**Input data:**
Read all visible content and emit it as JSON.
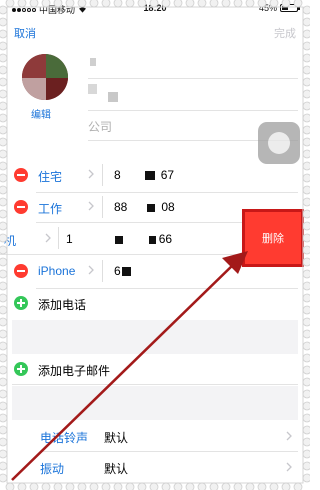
{
  "status": {
    "carrier": "中国移动",
    "time": "18:20",
    "battery": "45%",
    "battery_level": 0.45
  },
  "nav": {
    "cancel": "取消",
    "done": "完成"
  },
  "contact": {
    "edit_photo": "编辑",
    "company_placeholder": "公司"
  },
  "phones": [
    {
      "label": "住宅",
      "value_start": "8",
      "value_end": "67"
    },
    {
      "label": "工作",
      "value_start": "88",
      "value_end": "08"
    },
    {
      "label": "机",
      "value_start": "1",
      "value_end": "66"
    },
    {
      "label": "iPhone",
      "value_start": "6",
      "value_end": ""
    }
  ],
  "delete_label": "删除",
  "add_phone": "添加电话",
  "add_email": "添加电子邮件",
  "settings": [
    {
      "label": "电话铃声",
      "value": "默认"
    },
    {
      "label": "振动",
      "value": "默认"
    }
  ],
  "colors": {
    "accent_blue": "#1a73d9",
    "delete_red": "#ff3b30",
    "add_green": "#34c759",
    "annotation_arrow": "#a31a1a"
  }
}
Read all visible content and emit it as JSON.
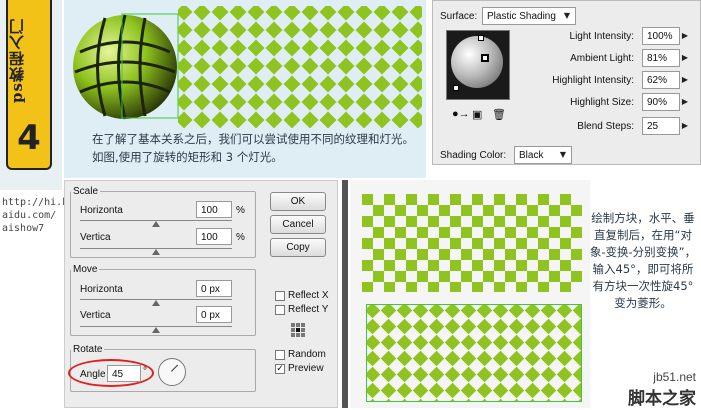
{
  "banner": {
    "series_text": "ps教程入门",
    "number": "4",
    "url_lines": [
      "http://hi.b",
      "aidu.com/",
      "aishow7"
    ]
  },
  "top": {
    "caption": "在了解了基本关系之后，我们可以尝试使用不同的纹理和灯光。如图,使用了旋转的矩形和 3 个灯光。"
  },
  "surface": {
    "surface_label": "Surface:",
    "surface_value": "Plastic Shading",
    "rows": [
      {
        "label": "Light Intensity:",
        "value": "100%"
      },
      {
        "label": "Ambient Light:",
        "value": "81%"
      },
      {
        "label": "Highlight Intensity:",
        "value": "62%"
      },
      {
        "label": "Highlight Size:",
        "value": "90%"
      },
      {
        "label": "Blend Steps:",
        "value": "25"
      }
    ],
    "shading_label": "Shading Color:",
    "shading_value": "Black"
  },
  "dialog": {
    "scale_legend": "Scale",
    "scale_h_label": "Horizonta",
    "scale_h_value": "100",
    "scale_v_label": "Vertica",
    "scale_v_value": "100",
    "percent": "%",
    "move_legend": "Move",
    "move_h_label": "Horizonta",
    "move_h_value": "0 px",
    "move_v_label": "Vertica",
    "move_v_value": "0 px",
    "rotate_legend": "Rotate",
    "angle_label": "Angle",
    "angle_value": "45",
    "degree": "°",
    "ok": "OK",
    "cancel": "Cancel",
    "copy": "Copy",
    "reflect_x": "Reflect X",
    "reflect_y": "Reflect Y",
    "random": "Random",
    "preview": "Preview"
  },
  "right": {
    "caption": "绘制方块，水平、垂直复制后，在用“对象-变换-分别变换”，输入45°，即可将所有方块一次性旋45°变为菱形。"
  },
  "watermark": {
    "site": "jb51.net",
    "name": "脚本之家"
  },
  "colors": {
    "green": "#8fc31f",
    "highlight_circle": "#e02020"
  }
}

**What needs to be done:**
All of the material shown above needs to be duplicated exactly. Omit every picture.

**Output of the exercise:**
Read all visible content and emit it as JSON.
{
  "status": {
    "carrier": "中国移动",
    "time": "18:20",
    "battery": "45%",
    "battery_level": 0.45
  },
  "nav": {
    "cancel": "取消",
    "done": "完成"
  },
  "contact": {
    "edit_photo": "编辑",
    "company_placeholder": "公司"
  },
  "phones": [
    {
      "label": "住宅",
      "value_start": "8",
      "value_end": "67"
    },
    {
      "label": "工作",
      "value_start": "88",
      "value_end": "08"
    },
    {
      "label": "机",
      "value_start": "1",
      "value_end": "66"
    },
    {
      "label": "iPhone",
      "value_start": "6",
      "value_end": ""
    }
  ],
  "delete_label": "删除",
  "add_phone": "添加电话",
  "add_email": "添加电子邮件",
  "settings": [
    {
      "label": "电话铃声",
      "value": "默认"
    },
    {
      "label": "振动",
      "value": "默认"
    }
  ],
  "colors": {
    "accent_blue": "#1a73d9",
    "delete_red": "#ff3b30",
    "add_green": "#34c759",
    "annotation_arrow": "#a31a1a"
  }
}
Read all visible content and emit it as JSON.
{
  "banner": {
    "series_text": "ps教程入门",
    "number": "4",
    "url_lines": [
      "http://hi.b",
      "aidu.com/",
      "aishow7"
    ]
  },
  "top": {
    "caption": "在了解了基本关系之后，我们可以尝试使用不同的纹理和灯光。如图,使用了旋转的矩形和 3 个灯光。"
  },
  "surface": {
    "surface_label": "Surface:",
    "surface_value": "Plastic Shading",
    "rows": [
      {
        "label": "Light Intensity:",
        "value": "100%"
      },
      {
        "label": "Ambient Light:",
        "value": "81%"
      },
      {
        "label": "Highlight Intensity:",
        "value": "62%"
      },
      {
        "label": "Highlight Size:",
        "value": "90%"
      },
      {
        "label": "Blend Steps:",
        "value": "25"
      }
    ],
    "shading_label": "Shading Color:",
    "shading_value": "Black"
  },
  "dialog": {
    "scale_legend": "Scale",
    "scale_h_label": "Horizonta",
    "scale_h_value": "100",
    "scale_v_label": "Vertica",
    "scale_v_value": "100",
    "percent": "%",
    "move_legend": "Move",
    "move_h_label": "Horizonta",
    "move_h_value": "0 px",
    "move_v_label": "Vertica",
    "move_v_value": "0 px",
    "rotate_legend": "Rotate",
    "angle_label": "Angle",
    "angle_value": "45",
    "degree": "°",
    "ok": "OK",
    "cancel": "Cancel",
    "copy": "Copy",
    "reflect_x": "Reflect X",
    "reflect_y": "Reflect Y",
    "random": "Random",
    "preview": "Preview"
  },
  "right": {
    "caption": "绘制方块，水平、垂直复制后，在用“对象-变换-分别变换”，输入45°，即可将所有方块一次性旋45°变为菱形。"
  },
  "watermark": {
    "site": "jb51.net",
    "name": "脚本之家"
  },
  "colors": {
    "green": "#8fc31f",
    "highlight_circle": "#e02020"
  }
}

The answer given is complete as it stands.